Despite the fact that many people have cut their teeth with this book, the recipes are a bit hit and miss. I've had trouble with getting the fermentation started because the recipes typically have too much sugar in them. Also, there are some "world-beating" recipes in the book such as Ribena wine: one bottle of Ribena with 1.5kg sugar dissolved and boiled up to remove the preservatives... then ferment. I'm told that the 70s could be tough. I will give that one a miss.
The trick is to reduce the sugar or feed it to the wine during the fermentation. The fermentation needs to get started as soon as possible. I had a stuck one a few years ago and had to "reverse ferment" to get it going. I believe this was due to the sugar overwhelming the yeast.
- 5 Pineapples
- 1.75kg of sugar
- 10g of Citric acid
- 4.5l or so of water
- Yeast & Nutrient
Cut up the flesh of 5 pineapples into chunks. Cover them with 1.5-1.75l of water in a large pan, bring to the boil and simmer for about 30 minutes.
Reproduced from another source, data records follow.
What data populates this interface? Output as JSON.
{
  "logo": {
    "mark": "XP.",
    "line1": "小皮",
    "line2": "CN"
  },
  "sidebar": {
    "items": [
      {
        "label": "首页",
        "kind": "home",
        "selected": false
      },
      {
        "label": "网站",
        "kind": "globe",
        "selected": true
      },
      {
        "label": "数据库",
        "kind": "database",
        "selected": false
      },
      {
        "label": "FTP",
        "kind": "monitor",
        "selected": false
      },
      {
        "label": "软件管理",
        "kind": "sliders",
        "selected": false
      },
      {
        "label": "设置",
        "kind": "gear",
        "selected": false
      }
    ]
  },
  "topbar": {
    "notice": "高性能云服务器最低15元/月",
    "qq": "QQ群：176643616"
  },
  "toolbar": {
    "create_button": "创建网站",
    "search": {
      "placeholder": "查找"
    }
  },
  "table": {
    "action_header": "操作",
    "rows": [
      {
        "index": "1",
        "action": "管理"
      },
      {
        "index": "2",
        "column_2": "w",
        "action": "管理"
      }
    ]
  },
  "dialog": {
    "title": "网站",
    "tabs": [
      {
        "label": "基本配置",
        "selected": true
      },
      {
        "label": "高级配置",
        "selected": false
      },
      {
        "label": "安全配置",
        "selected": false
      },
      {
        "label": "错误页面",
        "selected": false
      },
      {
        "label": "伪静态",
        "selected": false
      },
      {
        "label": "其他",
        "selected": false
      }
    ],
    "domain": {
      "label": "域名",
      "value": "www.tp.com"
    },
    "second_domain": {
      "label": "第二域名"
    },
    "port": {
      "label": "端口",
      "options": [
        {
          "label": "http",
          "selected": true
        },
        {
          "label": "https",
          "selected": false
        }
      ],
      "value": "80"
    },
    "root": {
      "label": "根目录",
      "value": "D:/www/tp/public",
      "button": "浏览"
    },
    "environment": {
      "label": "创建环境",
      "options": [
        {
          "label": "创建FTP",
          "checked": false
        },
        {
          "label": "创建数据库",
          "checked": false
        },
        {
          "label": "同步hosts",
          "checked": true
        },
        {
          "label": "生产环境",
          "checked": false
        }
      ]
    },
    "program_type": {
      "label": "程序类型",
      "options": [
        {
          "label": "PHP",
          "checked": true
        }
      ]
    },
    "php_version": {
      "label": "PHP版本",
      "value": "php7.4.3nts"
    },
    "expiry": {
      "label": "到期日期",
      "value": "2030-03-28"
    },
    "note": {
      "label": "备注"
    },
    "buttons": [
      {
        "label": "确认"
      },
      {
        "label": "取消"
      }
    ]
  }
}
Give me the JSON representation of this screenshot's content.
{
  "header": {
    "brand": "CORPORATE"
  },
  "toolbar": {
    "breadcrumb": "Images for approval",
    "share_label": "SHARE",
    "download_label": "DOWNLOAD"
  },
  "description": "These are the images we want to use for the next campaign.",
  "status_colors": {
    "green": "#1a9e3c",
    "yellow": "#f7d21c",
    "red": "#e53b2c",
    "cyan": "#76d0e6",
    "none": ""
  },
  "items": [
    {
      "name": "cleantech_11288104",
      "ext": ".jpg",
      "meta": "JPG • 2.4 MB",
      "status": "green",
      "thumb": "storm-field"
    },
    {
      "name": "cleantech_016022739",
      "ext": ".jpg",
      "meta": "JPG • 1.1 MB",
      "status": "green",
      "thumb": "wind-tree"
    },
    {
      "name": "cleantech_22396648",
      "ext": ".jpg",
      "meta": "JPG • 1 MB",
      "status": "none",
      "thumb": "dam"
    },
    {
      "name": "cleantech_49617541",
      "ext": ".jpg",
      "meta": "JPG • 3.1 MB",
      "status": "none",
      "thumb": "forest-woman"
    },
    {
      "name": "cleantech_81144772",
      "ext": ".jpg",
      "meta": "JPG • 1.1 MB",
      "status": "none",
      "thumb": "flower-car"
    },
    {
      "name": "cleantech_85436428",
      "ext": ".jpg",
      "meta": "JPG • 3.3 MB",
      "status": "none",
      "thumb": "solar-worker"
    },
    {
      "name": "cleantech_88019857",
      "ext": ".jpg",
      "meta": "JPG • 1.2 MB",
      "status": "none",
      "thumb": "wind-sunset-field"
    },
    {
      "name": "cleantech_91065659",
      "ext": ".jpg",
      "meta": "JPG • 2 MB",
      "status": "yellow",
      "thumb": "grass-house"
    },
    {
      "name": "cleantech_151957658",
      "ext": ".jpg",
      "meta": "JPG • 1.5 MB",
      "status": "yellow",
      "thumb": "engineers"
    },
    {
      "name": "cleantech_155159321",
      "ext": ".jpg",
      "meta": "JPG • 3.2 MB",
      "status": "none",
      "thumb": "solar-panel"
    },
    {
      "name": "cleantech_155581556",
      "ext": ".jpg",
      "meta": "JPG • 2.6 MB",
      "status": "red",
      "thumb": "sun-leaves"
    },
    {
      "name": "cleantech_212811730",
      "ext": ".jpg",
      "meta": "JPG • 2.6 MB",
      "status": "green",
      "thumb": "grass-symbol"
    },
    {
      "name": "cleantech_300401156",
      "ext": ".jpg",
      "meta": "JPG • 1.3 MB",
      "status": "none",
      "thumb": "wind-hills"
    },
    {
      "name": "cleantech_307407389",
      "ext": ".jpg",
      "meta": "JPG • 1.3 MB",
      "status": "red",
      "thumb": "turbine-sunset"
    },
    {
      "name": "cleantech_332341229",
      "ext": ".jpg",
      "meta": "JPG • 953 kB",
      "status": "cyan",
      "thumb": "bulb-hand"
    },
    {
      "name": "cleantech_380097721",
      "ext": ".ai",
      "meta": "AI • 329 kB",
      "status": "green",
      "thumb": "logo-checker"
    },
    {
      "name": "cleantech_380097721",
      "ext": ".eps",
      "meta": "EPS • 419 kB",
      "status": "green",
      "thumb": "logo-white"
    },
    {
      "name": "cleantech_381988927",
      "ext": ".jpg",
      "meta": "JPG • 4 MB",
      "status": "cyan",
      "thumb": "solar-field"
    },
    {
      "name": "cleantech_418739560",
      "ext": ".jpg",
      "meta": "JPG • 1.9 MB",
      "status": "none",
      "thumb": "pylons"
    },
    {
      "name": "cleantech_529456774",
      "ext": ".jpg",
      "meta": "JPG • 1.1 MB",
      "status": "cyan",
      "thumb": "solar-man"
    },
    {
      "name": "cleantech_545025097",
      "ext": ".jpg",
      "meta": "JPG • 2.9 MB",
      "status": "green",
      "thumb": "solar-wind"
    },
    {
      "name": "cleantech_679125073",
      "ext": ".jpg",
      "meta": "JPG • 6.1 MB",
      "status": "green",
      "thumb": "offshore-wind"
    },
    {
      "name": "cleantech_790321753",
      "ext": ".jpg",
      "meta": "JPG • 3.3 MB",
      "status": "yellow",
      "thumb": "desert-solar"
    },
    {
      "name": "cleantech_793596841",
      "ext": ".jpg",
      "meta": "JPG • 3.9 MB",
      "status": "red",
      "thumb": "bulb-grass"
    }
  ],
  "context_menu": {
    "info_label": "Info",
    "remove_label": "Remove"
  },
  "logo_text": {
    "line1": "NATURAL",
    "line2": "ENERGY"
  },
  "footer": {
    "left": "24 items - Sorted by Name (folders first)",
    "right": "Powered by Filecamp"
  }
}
When finished, strain and press through a sieve into a sanitised fermentation bucket containing 1kg of sugar. Top up to 4.5/4.75l with cold water and add the citric acid.
When it is cooled, pitch the yeast and nutrient. Cover and ferment off for a week. Stir every day, introducing the rest of the sugar gradually. Then it needs to go into a demijohn to work itself out. Berry suggests reducing the temperature to 15C to get it to clear and then stabilising it. I probably won't bother. When the time comes, I'll rerack it and bottle it at some point.
I've reserved the cooked pineapple chunks for something else - I'm not sure what.
Whilst making this, I macerated another pineapple with some sugar. Tomorrow I will be mixing that with brandy to make a pineapple liquor.